And that’s not what Jesus plans or desires for His followers. That’s why he deals so pointedly with not only the forgiveness of sin in these words, but the prevention of sin.

Look with me at Jesus’ words about establishing permanent patterns of correction in your walk with Him:

a) Jesus assumes these people know where and how they are falling into sin.

Jesus assumes the one serious about following Him takes the time to know his or her weaknesses. Jesus assumes serious followers don’t just let life happen around them. They analyze their failings. They pray about them. They deeply regret them.

If the problem is the eye they know it. If the problem is the hand they understand that. Jesus is dealing with more than just the literal human body in these words. These people know the root - the source of the terrible traps they fall into. They know how the downward spiral into sinful habits is initiated in their beings.

Of course we all know we’re sinners saved by grace. We all know we are weak. But this general knowledge isn’t enough. Why do you sin? What are your most troubling, repeated sins? How do you get into those situations? Where do you most frequently fail the Lord? Are some seasons worse than others for moral purity? If so, do you know why?

b) Jesus assumes these people will do absolutely anything to avoid these sins in the future
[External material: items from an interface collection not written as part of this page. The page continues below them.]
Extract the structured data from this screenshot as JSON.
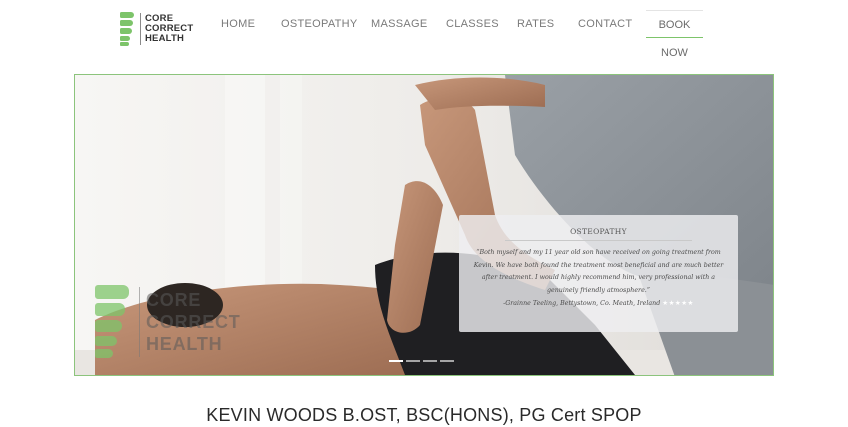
{
  "logo": {
    "line1": "CORE",
    "line2": "CORRECT",
    "line3": "HEALTH"
  },
  "nav": {
    "items": [
      "HOME",
      "OSTEOPATHY",
      "MASSAGE",
      "CLASSES",
      "RATES",
      "CONTACT"
    ],
    "book_label": "BOOK NOW"
  },
  "hero": {
    "testimonial": {
      "title": "OSTEOPATHY",
      "quote": "“Both myself and my 11 year old son have received on going treatment from Kevin. We have both found the treatment most beneficial and are much better after treatment. I would highly recommend him, very professional with a genuinely friendly atmosphere.”",
      "author": "-Grainne Teeling, Bettystown, Co. Meath, Ireland",
      "stars": "★★★★★",
      "rating": 5
    },
    "slides": 4,
    "active_slide": 1,
    "watermark": {
      "line1": "CORE",
      "line2": "CORRECT",
      "line3": "HEALTH"
    }
  },
  "headline": "KEVIN WOODS B.OST, BSC(HONS), PG Cert SPOP",
  "colors": {
    "brand_green": "#7dc46a",
    "nav_text": "#7a7a7a",
    "headline": "#2a2a2a"
  }
}
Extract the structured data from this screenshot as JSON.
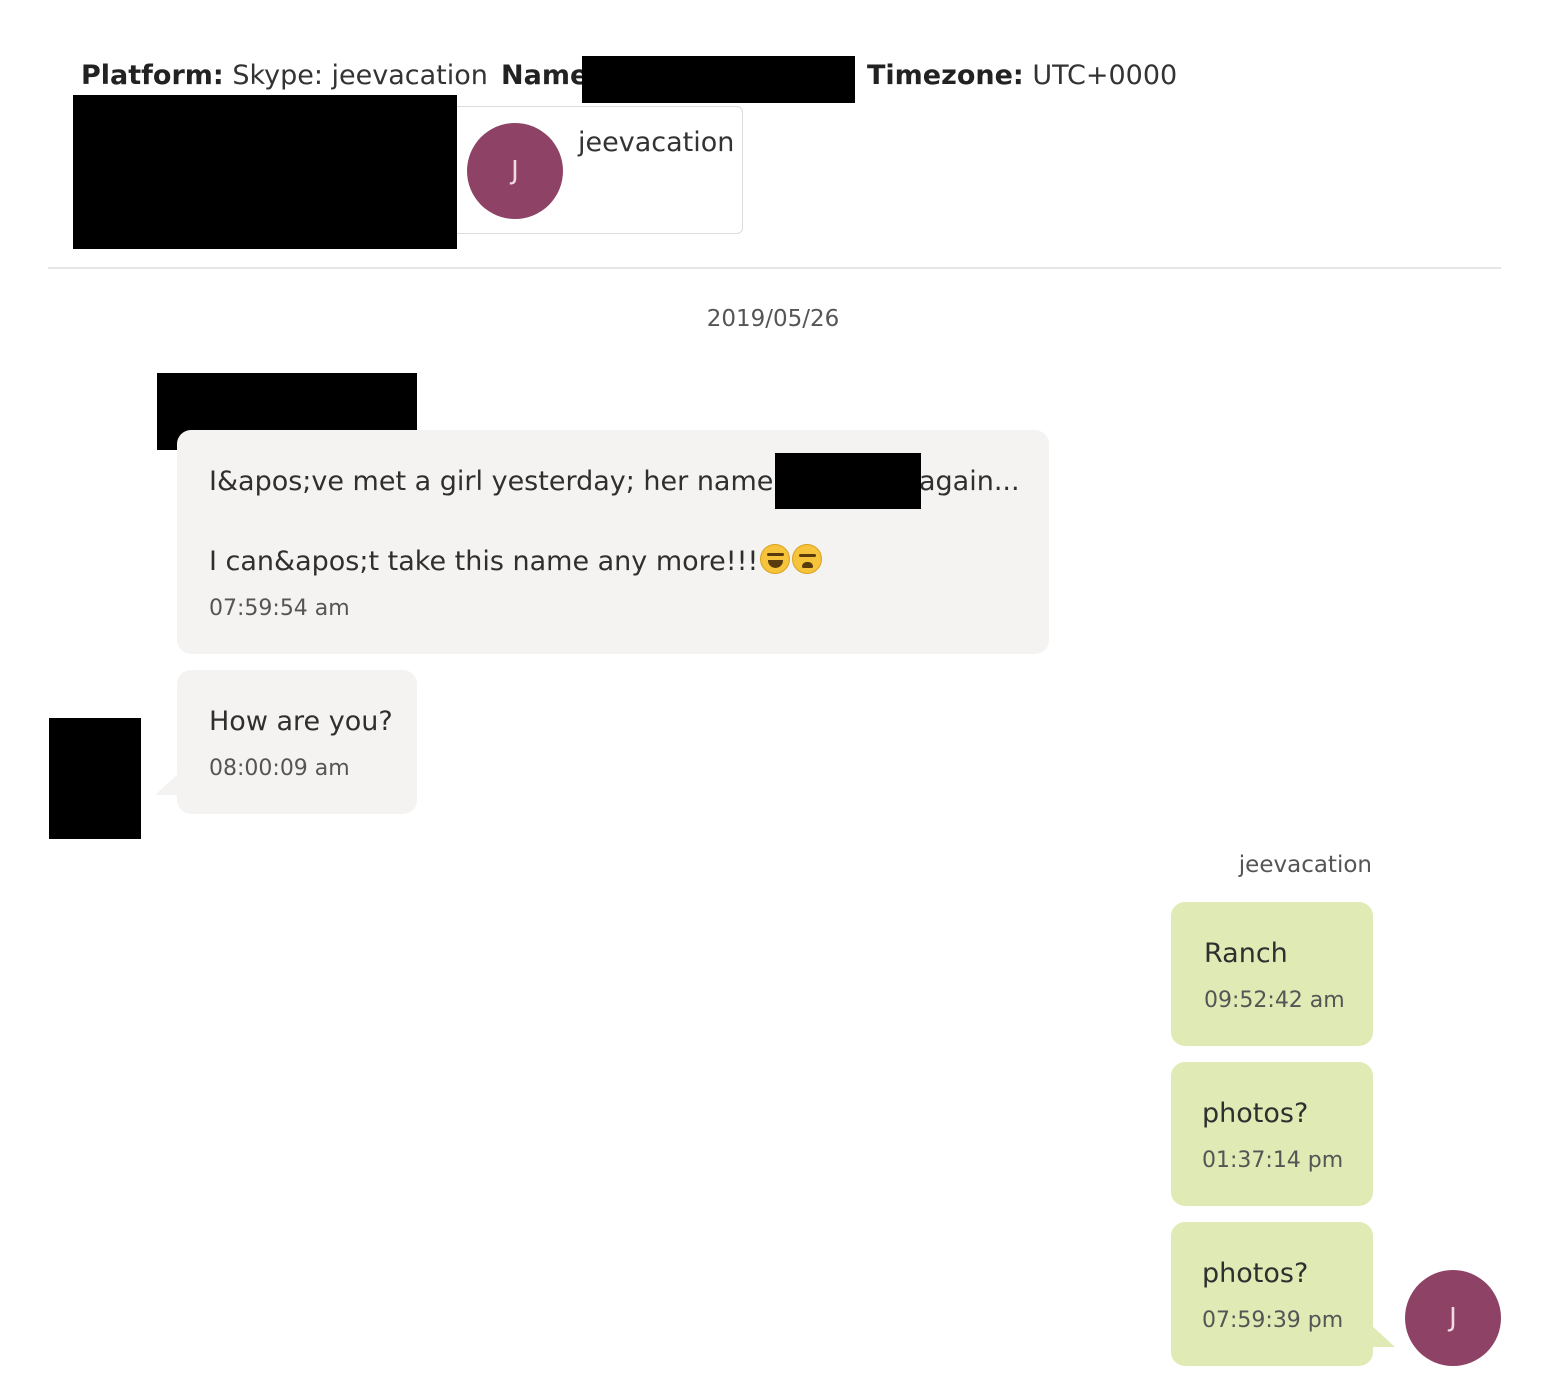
{
  "header": {
    "platform_label": "Platform:",
    "platform_value": "Skype: jeevacation",
    "name_label": "Name",
    "timezone_label": "Timezone:",
    "timezone_value": "UTC+0000"
  },
  "participant_card": {
    "avatar_initial": "J",
    "username": "jeevacation",
    "avatar_color": "#8e4266"
  },
  "date_separator": "2019/05/26",
  "incoming_messages": [
    {
      "line1_before": "I&apos;ve met a girl yesterday; her name is",
      "line1_after": "again...",
      "line2": "I can&apos;t take this name any more!!!",
      "emojis": [
        "laughing-face-icon",
        "tired-face-icon"
      ],
      "time": "07:59:54 am"
    },
    {
      "text": "How are you?",
      "time": "08:00:09 am"
    }
  ],
  "outgoing_sender": "jeevacation",
  "outgoing_messages": [
    {
      "text": "Ranch",
      "time": "09:52:42 am"
    },
    {
      "text": "photos?",
      "time": "01:37:14 pm"
    },
    {
      "text": "photos?",
      "time": "07:59:39 pm"
    }
  ],
  "outgoing_avatar_initial": "J",
  "colors": {
    "incoming_bubble": "#f4f3f2",
    "outgoing_bubble": "#dfeab5",
    "avatar": "#8e4266",
    "redaction": "#000000"
  }
}
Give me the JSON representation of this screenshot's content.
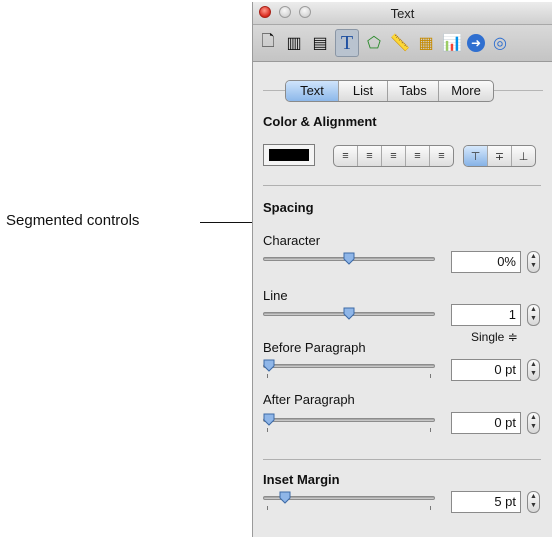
{
  "callout": {
    "label": "Segmented controls"
  },
  "window": {
    "title": "Text"
  },
  "toolbar": {
    "buttons": [
      {
        "icon": "document-icon",
        "glyph": "🗋"
      },
      {
        "icon": "layout-icon",
        "glyph": "▥"
      },
      {
        "icon": "wrap-icon",
        "glyph": "▤"
      },
      {
        "icon": "text-icon",
        "glyph": "T"
      },
      {
        "icon": "graphic-icon",
        "glyph": "⬠"
      },
      {
        "icon": "metrics-icon",
        "glyph": "📏"
      },
      {
        "icon": "table-icon",
        "glyph": "▦"
      },
      {
        "icon": "chart-icon",
        "glyph": "📊"
      },
      {
        "icon": "link-icon",
        "glyph": "➜"
      },
      {
        "icon": "quicktime-icon",
        "glyph": "◎"
      }
    ]
  },
  "tabs": [
    {
      "label": "Text"
    },
    {
      "label": "List"
    },
    {
      "label": "Tabs"
    },
    {
      "label": "More"
    }
  ],
  "sections": {
    "color_alignment": "Color & Alignment",
    "spacing": "Spacing",
    "inset_margin": "Inset Margin"
  },
  "alignment": {
    "horizontal": [
      "≡",
      "≡",
      "≡",
      "≡",
      "≡"
    ],
    "vertical": [
      "⊤",
      "∓",
      "⊥"
    ]
  },
  "colors": {
    "text_color": "#000000",
    "accent": "#86b2e6"
  },
  "spacing": {
    "character": {
      "label": "Character",
      "value": "0%",
      "level": 0.5
    },
    "line": {
      "label": "Line",
      "value": "1",
      "level": 0.5,
      "mode": "Single ≑"
    },
    "before_paragraph": {
      "label": "Before Paragraph",
      "value": "0 pt",
      "level": 0
    },
    "after_paragraph": {
      "label": "After Paragraph",
      "value": "0 pt",
      "level": 0
    }
  },
  "inset_margin": {
    "value": "5 pt",
    "level": 0.1
  }
}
Don’t rush over those words too quickly. There are many Christians who use the grace of Jesus to take the edge off the battle with sin. There are Christians who will jump recklessly into dangerous moral territory, like a jumper out of an airplane, resting in the knowledge that they always have the parachute of Divine grace to bail them out at the last minute.

Jesus assumes these disciples would rather willfully lose a limb than continue in sin. And He paints that picture on purpose. In Jesus’ mind, only those so resolute will have a ghost of a chance at the kind of holiness His kingdom requires.

"But pastor Don, those words sound so hard. It’s almost like we earn God’s grace and help by our own works!”

No. We never earn God’s grace. Jesus isn’t talking about earning anything from God. But he is talking about the kind of attitude - the kind of heart in which God will work. You can cut off every limb in your body and not come anywhere near heaven. Paul says so in 1 Corinthians 13.

But the Holy Spirit won’t work in a person who doesn’t choose God’s will and way with seriousness and determination. And Jesus says that kind of choice will always include a kind of maiming of self. You can’t have Jesus’ grace and your sinful indulgences at the same time.

c) In maintaining moral purity a quick, decisive action is nine tenths of the victory

Jesus doesn’t counsel a gradual, ‘I’ll pray about it” approach to dealing with sinful tendencies. The quicker the better. The more decisive the break, the more likely the success. Find the source, the root of your problem. Is it a relationship with another person? Is it a place - a location where you can indulge your secret sin? Is it some form of entertainment? Don’t even ask Jesus for help until you are willing to tear that off and throw it away!

Everybody plans to be a nicer person. Everybody loves spiritual growth in some vague, general sense. Jesus asks, ADo you want purity more than you want your right hand? More than your right eye?”

Notice, He doesn’t assume this will be an easy victory. This kind of purity costs. It always costs. Nobody fails because there isn’t provision for purity. They fail because they don’t want purity as much as they think they do.

d) In cutting off the hand you are eliminating the prospect of future sin

Band Aids come off in time. Don’t take the Band-Aid approach. Amputated limbs never grow back. Put repeated sins out of reach. Plan each step of your day for the avoidance of sin. You can’t keep all temptation out of your life, but stay clear of known sources of temptation and failure.

So don’t just deal with God after you’ve sinned. There is something even better than forgiveness. He is able to keep you from falling!